Criminal investigators with the U.S. Army and the GBI identified McCluster as a “possible offender within a year” of the murder, but the GBI said its “original investigation eventually stalled.”

A cold case unit assembled in 2020 yielded results. McCluster is now charged with one count of malice murder and four counts of felony murder, the GBI indicated.

It didn’t take much effort to find the defendant, either: the GBI said he is currently serving a life sentence for another yet “unrelated” 1983 murder conviction from Stewart County.

Georgia prison records reviewed by Law&Crime say McCluster is currently 6′ 4″ tall and weighs 380 pounds.

The defendant is scheduled to be arraigned in the new case on April 25, 2022.

At a press conference, GBI Director Vic Reynolds said he was “extremely proud” of the work of the cold case unit — some of whose members included retired agents.

Assistant District Attorney Kimberly Schwartz noted that there is no statute of limitations on murder.

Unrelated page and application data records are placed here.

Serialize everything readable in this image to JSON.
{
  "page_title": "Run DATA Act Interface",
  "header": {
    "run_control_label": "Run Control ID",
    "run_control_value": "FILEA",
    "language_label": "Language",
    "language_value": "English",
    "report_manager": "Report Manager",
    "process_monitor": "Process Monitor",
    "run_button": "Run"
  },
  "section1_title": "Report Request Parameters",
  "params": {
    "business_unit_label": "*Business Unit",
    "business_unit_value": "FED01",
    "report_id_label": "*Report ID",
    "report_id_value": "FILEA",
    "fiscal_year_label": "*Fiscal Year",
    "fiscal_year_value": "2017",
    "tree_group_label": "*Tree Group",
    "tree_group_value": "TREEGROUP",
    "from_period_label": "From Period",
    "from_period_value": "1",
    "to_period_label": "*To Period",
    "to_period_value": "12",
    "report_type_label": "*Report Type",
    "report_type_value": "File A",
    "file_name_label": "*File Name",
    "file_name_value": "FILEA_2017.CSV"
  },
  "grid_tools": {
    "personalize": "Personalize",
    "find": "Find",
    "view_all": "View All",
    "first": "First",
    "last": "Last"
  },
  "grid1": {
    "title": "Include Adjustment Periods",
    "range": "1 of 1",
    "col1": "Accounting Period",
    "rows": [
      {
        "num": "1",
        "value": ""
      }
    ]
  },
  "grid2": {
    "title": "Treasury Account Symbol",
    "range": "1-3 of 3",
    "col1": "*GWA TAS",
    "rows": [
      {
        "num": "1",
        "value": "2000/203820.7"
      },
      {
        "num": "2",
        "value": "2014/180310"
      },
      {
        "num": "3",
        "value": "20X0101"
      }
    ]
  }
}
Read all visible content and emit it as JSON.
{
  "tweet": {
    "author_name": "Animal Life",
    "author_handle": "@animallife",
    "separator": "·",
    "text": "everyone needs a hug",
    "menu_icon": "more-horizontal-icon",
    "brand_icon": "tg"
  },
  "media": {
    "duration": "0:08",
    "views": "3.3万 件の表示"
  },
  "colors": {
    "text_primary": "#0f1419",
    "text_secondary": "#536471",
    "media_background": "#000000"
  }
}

“That’s because, out of all the crimes on all the books, this is the one crime that takes form the victim that most fundamental right that we all have — which is the right to live out the rest of our lives that we’ve been given,” Schwartz said.  “We don’t know what René Blackmore’s life would have looked like.  We know that she didn’t get to celebrate her 21st birthday.  But we can’t know what accomplishments she might have celebrated.  We know she would have been 59 years old if she could have been with us today, but we don’t know who she might have loved, what relationships she might have built, what dreams she might have realized — all of those things got extinguished from a blast from a cheap shotgun about two miles from the middle of nowhere down in south Chattahoochee County 40 years ago.”

“There is no expiration date on that kind of evil,” Schwartz continued.  “And, there is no point in time when that crime is too stale to bring the perpetrator to justice, assuming the evidence is there.  And because of the really good work from folks that are here today, as well as many others who came before them, we feel like we do have that evidence.”

Neither Schwartz nor Reynolds would divulge any details involving “facts or evidence.”

Reynolds said the investigation was “active, open,” and by “no means over.”  He also clarified that authorities believe Blackmore was on her way back to the barracks when she was murdered.

“Anyone with investigative information about the Blackmore case is urged to contact the GBI at 1-800-597-TIPS (8477) or online at,” the GBI said.  “Anonymous tips are accepted.”

Watch the GBI press conference below:

Have a tip we should know? [email protected]

Filed Under:

Follow Law&Crime:

Aaron Keller holds a juris doctor degree from the University of New Hampshire School of Law and a broadcast journalism degree from Syracuse University. He is a former anchor and executive producer for the Law&Crime Network and is now deputy editor-in-chief for the Law&Crime website. DISCLAIMER:  This website is for general informational purposes only. You should not rely on it for legal advice. Reading this site or interacting with the author via this site does not create an attorney-client relationship. This website is not a substitute for the advice of an attorney. Speak to a competent lawyer in your jurisdiction for legal advice and representation relevant to your situation.